Concepts of Vancouver: Author Spotlight – Jamie Hilder

Jamie Hilder is an instructor in the Critical and Cultural Studies Department at Emily Carr University of Art and Design. His critical and creative work engages the intersections of economics and aesthetics. He has exhibited work in North America and Europe, and has published texts in Public Art Dialogue, Contemporary Literature, and Yishu Journal of Contemporary Chinese Art. His book Designed Words for a Designed World: The International Concrete Poetry Movement, 1955-1971 was published by McGill-Queen’s UP in 2016.

 

Article Abstract

The history of artists’ spaces in Vancouver since the 1960s is, in some ways, a history of bureaucratic forms. The artist collective Intermedia struggled with the imposition of a board of directors by the Canada Council as a condition of funding. Iain and Ingrid Baxter’s N. E. Thing Co. embraced the model of the corporation while adhering to the structure of a patriarchal family. The Western Front and other artist-run centres pursued an owner/operator format as a stabilizing strategy in order to hold space. And independent spaces, through necessity, organized themselves around and through precarity. How these artists’ spaces emerge, survive, dissolve, and re-emerge is imbricated with issues of affordability, national and provincial arts policy, and shifting expectations of what art can and should do. In his excellent history of the Vancouver-based Kootenay School of Writing (KSW), Jeff Derksen cautions that “a history of an artist-run space can unfortunately become a history of its governmental funding” (288). Such an emphasis on funding structures, particularly in the case of the KSW, he argues, can diminish the agency of artists and writers in their collective response to the material conditions created by shifts in cultural policy. But I want to argue that there is a valuable history of artists’ spaces in Vancouver that can only be told through an analysis of the role that public funding has played in sustaining, constraining, and forming art practices and subjectivities over the past half-century.

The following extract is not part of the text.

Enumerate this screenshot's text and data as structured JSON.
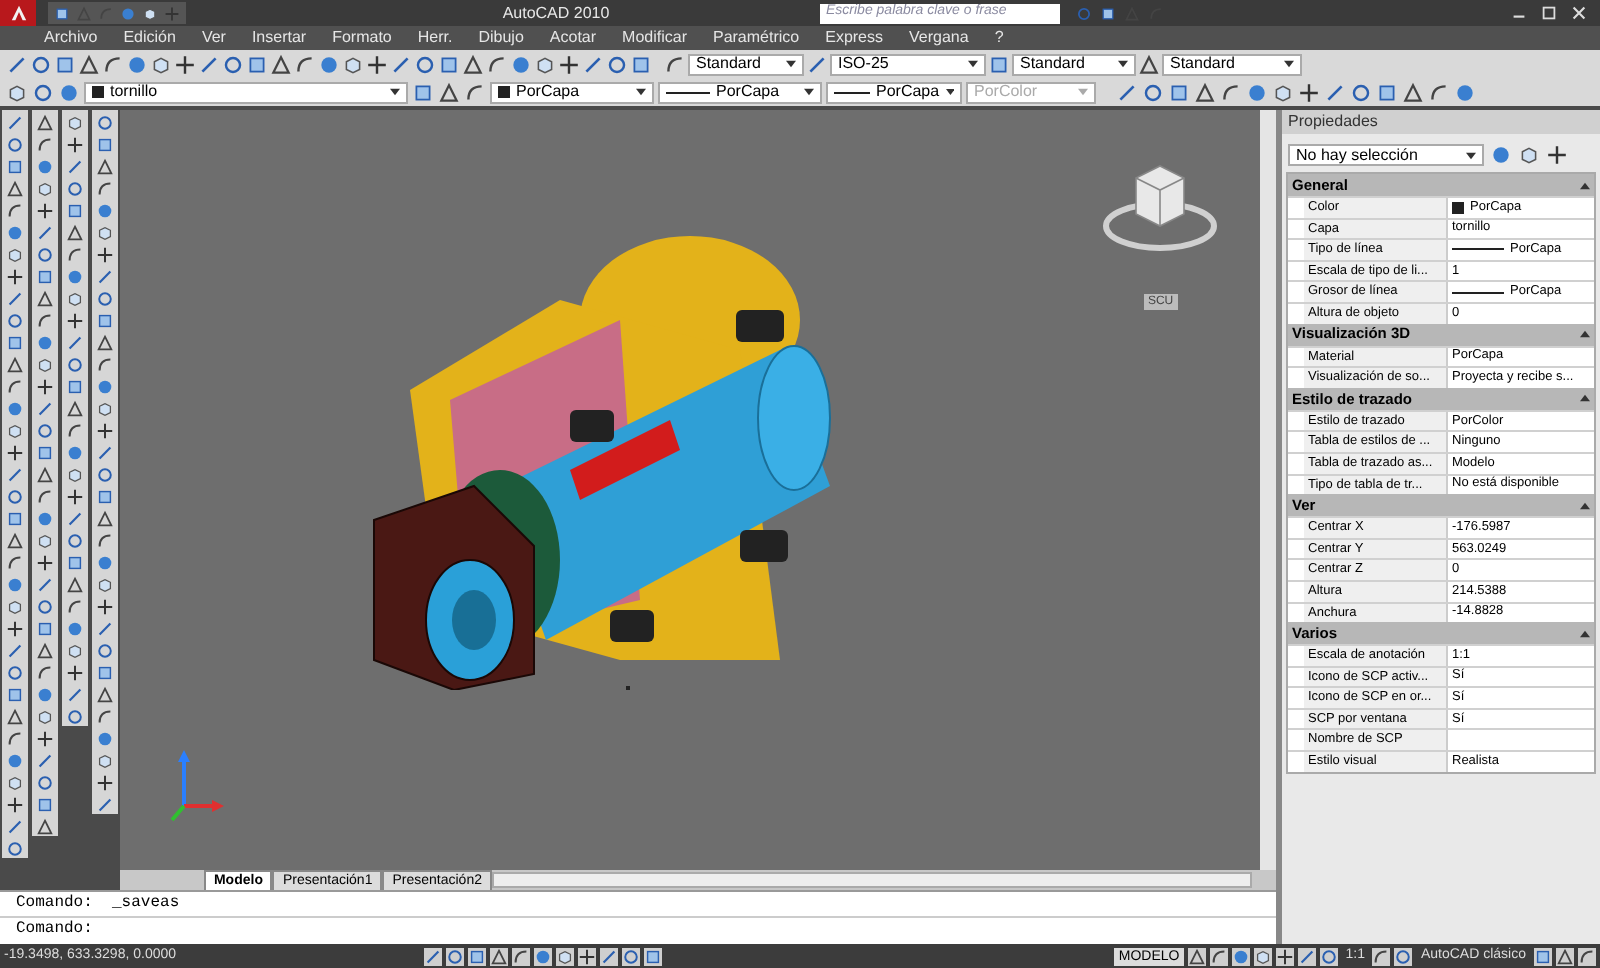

Canadian Literature issue 235, Concepts of Vancouver: Poetics, Art, Media, is available to order through our online store.